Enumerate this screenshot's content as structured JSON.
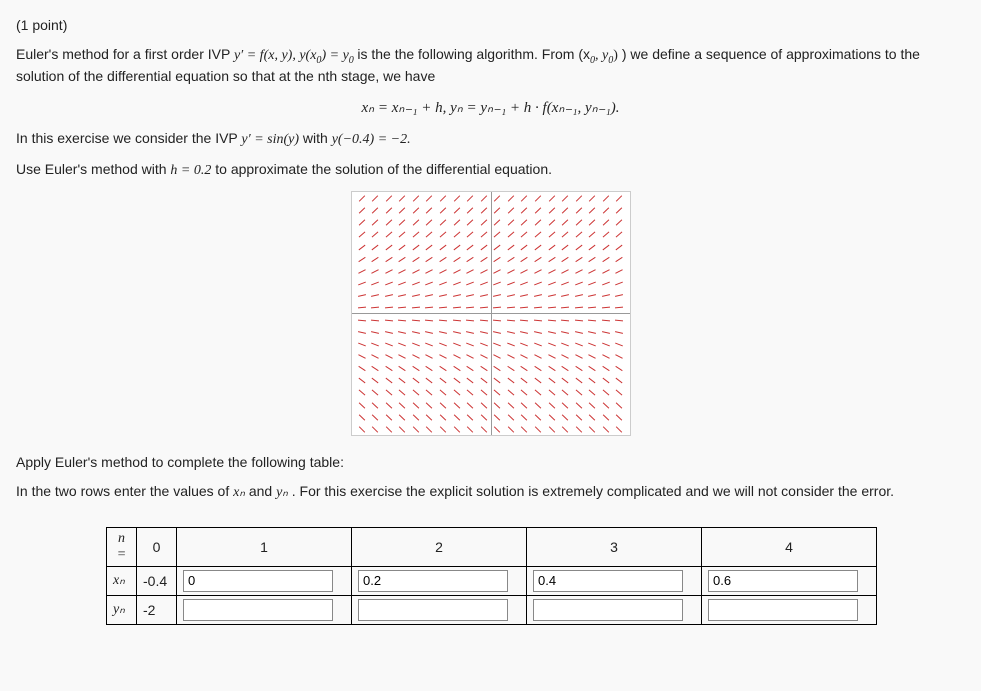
{
  "points_label": "(1 point)",
  "intro_line1_prefix": "Euler's method for a first order IVP ",
  "intro_eq1": "y′ = f(x, y),  y(x",
  "intro_eq1_sub": "0",
  "intro_eq1_mid": ") = y",
  "intro_eq1_sub2": "0",
  "intro_line1_suffix": " is the the following algorithm. From (x",
  "intro_line1_sub3": "0",
  "intro_line1_mid2": ", y",
  "intro_line1_sub4": "0",
  "intro_line1_end": ") we define a sequence of approximations to the solution of the differential equation so that at the nth stage, we have",
  "display_eq": "xₙ = xₙ₋₁ + h,    yₙ = yₙ₋₁ + h · f(xₙ₋₁, yₙ₋₁).",
  "ivp_line_prefix": "In this exercise we consider the IVP ",
  "ivp_eq": "y′ = sin(y)",
  "ivp_with": " with ",
  "ivp_cond": "y(−0.4) = −2.",
  "use_line_prefix": "Use Euler's method with ",
  "use_h": "h = 0.2",
  "use_line_suffix": " to approximate the solution of the differential equation.",
  "apply_line": "Apply Euler's method to complete the following table:",
  "rows_line_prefix": "In the two rows enter the values of ",
  "rows_xn": "xₙ",
  "rows_and": " and ",
  "rows_yn": "yₙ",
  "rows_line_suffix": ". For this exercise the explicit solution is extremely complicated and we will not consider the error.",
  "table": {
    "header_n": "n =",
    "cols": [
      "0",
      "1",
      "2",
      "3",
      "4"
    ],
    "row_x_label": "xₙ",
    "row_y_label": "yₙ",
    "x_fixed": "-0.4",
    "y_fixed": "-2",
    "x_inputs": [
      "0",
      "0.2",
      "0.4",
      "0.6"
    ],
    "y_inputs": [
      "",
      "",
      "",
      ""
    ]
  },
  "chart_data": {
    "type": "direction_field",
    "title": "",
    "xlim": [
      -1.5,
      1.5
    ],
    "ylim": [
      -1.5,
      1.5
    ],
    "equation": "y' = sin(y)",
    "note": "slope field arrows (red) on a grid, slope depends only on y; near y=0 slopes ~0, otherwise tilted"
  }
}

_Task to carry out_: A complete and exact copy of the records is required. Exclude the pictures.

_Written answer_:
Enumerate this screenshot's content as structured JSON.
{
  "points_label": "(1 point)",
  "intro_line1_prefix": "Euler's method for a first order IVP ",
  "intro_eq1": "y′ = f(x, y),  y(x",
  "intro_eq1_sub": "0",
  "intro_eq1_mid": ") = y",
  "intro_eq1_sub2": "0",
  "intro_line1_suffix": " is the the following algorithm. From (x",
  "intro_line1_sub3": "0",
  "intro_line1_mid2": ", y",
  "intro_line1_sub4": "0",
  "intro_line1_end": ") we define a sequence of approximations to the solution of the differential equation so that at the nth stage, we have",
  "display_eq": "xₙ = xₙ₋₁ + h,    yₙ = yₙ₋₁ + h · f(xₙ₋₁, yₙ₋₁).",
  "ivp_line_prefix": "In this exercise we consider the IVP ",
  "ivp_eq": "y′ = sin(y)",
  "ivp_with": " with ",
  "ivp_cond": "y(−0.4) = −2.",
  "use_line_prefix": "Use Euler's method with ",
  "use_h": "h = 0.2",
  "use_line_suffix": " to approximate the solution of the differential equation.",
  "apply_line": "Apply Euler's method to complete the following table:",
  "rows_line_prefix": "In the two rows enter the values of ",
  "rows_xn": "xₙ",
  "rows_and": " and ",
  "rows_yn": "yₙ",
  "rows_line_suffix": ". For this exercise the explicit solution is extremely complicated and we will not consider the error.",
  "table": {
    "header_n": "n =",
    "cols": [
      "0",
      "1",
      "2",
      "3",
      "4"
    ],
    "row_x_label": "xₙ",
    "row_y_label": "yₙ",
    "x_fixed": "-0.4",
    "y_fixed": "-2",
    "x_inputs": [
      "0",
      "0.2",
      "0.4",
      "0.6"
    ],
    "y_inputs": [
      "",
      "",
      "",
      ""
    ]
  },
  "chart_data": {
    "type": "direction_field",
    "title": "",
    "xlim": [
      -1.5,
      1.5
    ],
    "ylim": [
      -1.5,
      1.5
    ],
    "equation": "y' = sin(y)",
    "note": "slope field arrows (red) on a grid, slope depends only on y; near y=0 slopes ~0, otherwise tilted"
  }
}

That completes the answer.